The latest you can relate to this news snippet is when our homegrown company faced something similar with a product called “Gulsar”. It’s the turn of an international biggie to face the music now.
Few days back, we shared with you the European media’s first drive impressions of the Taigun Compact SUV concept. Production isn’t expected to start soon; 2015-2016 might be the earliest when you can start seeing them on our roads. However, Taigun might arise in China even earlier, albeit in another form.
We weren’t aware of Jiangsu Continental Motors before this struck. An upcoming project that the company is working on might spawn a so-called “Clone” of the Taigun. We aren’t even aware of what the product is named as Mandarin isn’t on our skills list. Nevertheless, the meat of the matter is that the model seems to draw heavily from the Volkswagen Taigun.
Let’s begin from the front. Indeed, the tyres are thinner. But can you deny the more than obvious similarity that’s being offered?? The droopy-eyelids-type-headlamps are there on both cars. It is the grille where the differences arise, with the unnamed model bearing a resemblance to that of the Land Rover Freelander.
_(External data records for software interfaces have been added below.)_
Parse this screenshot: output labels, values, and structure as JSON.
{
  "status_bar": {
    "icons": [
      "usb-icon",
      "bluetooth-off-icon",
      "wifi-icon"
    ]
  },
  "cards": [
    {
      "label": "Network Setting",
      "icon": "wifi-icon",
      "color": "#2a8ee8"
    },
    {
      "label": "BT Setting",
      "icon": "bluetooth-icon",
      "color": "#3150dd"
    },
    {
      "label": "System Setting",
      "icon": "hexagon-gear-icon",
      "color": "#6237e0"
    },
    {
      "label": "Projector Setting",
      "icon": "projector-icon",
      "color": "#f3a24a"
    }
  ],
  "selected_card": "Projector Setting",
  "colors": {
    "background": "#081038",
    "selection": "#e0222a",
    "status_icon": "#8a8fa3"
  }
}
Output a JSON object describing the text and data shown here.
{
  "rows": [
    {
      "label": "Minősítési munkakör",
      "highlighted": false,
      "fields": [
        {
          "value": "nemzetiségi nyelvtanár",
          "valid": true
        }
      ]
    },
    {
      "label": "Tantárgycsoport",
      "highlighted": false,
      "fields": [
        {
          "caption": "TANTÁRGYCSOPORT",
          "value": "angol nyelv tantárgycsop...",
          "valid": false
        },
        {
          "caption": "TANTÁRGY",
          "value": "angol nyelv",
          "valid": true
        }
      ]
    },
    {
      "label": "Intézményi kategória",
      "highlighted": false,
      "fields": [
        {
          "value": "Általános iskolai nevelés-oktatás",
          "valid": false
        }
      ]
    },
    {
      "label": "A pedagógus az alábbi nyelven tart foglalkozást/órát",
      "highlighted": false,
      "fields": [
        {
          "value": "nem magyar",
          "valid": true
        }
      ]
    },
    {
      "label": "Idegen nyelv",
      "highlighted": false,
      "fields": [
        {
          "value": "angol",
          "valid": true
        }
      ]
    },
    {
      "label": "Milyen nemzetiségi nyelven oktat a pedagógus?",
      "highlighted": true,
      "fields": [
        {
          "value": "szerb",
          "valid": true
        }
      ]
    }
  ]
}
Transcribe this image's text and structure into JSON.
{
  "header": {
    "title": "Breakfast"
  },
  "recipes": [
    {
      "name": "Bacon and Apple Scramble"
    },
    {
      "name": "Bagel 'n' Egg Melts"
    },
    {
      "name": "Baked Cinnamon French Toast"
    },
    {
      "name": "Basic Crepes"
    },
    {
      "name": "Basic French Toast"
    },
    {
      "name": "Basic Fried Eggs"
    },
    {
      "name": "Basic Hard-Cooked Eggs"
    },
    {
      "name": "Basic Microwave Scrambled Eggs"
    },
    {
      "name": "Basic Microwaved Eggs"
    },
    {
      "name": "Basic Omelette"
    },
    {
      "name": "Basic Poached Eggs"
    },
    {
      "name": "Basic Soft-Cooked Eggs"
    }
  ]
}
The little less prominent silver-grey cladding beneath the bumper is the only other mismatching part.
Look at both of them in profile, and we are sure it will be hard to distinguish. Other than the rims, there is no distinguishing factor. The wheel arches on the unnamed model might be less prominent than those on the Taigun, but they are muscular. The roofline follows a very similar drooping path, and the windowline rises on both the cars. Nearby, there is a faint difference. The Taigun has a bulged-out C-Pillar, whereas the other one sports a more subdued one.
It is the rear of the vehicle where one has the best chance of distinguishing these two cars. The tail-lamps on the Taigun are smaller than those on the other model. The under-bumper cladding also finds its way on to the Taigun but not to the other unknown model. One can also see a difference in the rear gates.
If this model manages to make its way to the market before that of the Taigun, the Chinese would have added another glorious feather to their reverse-engineering cap. Should Volkswagen be worried then?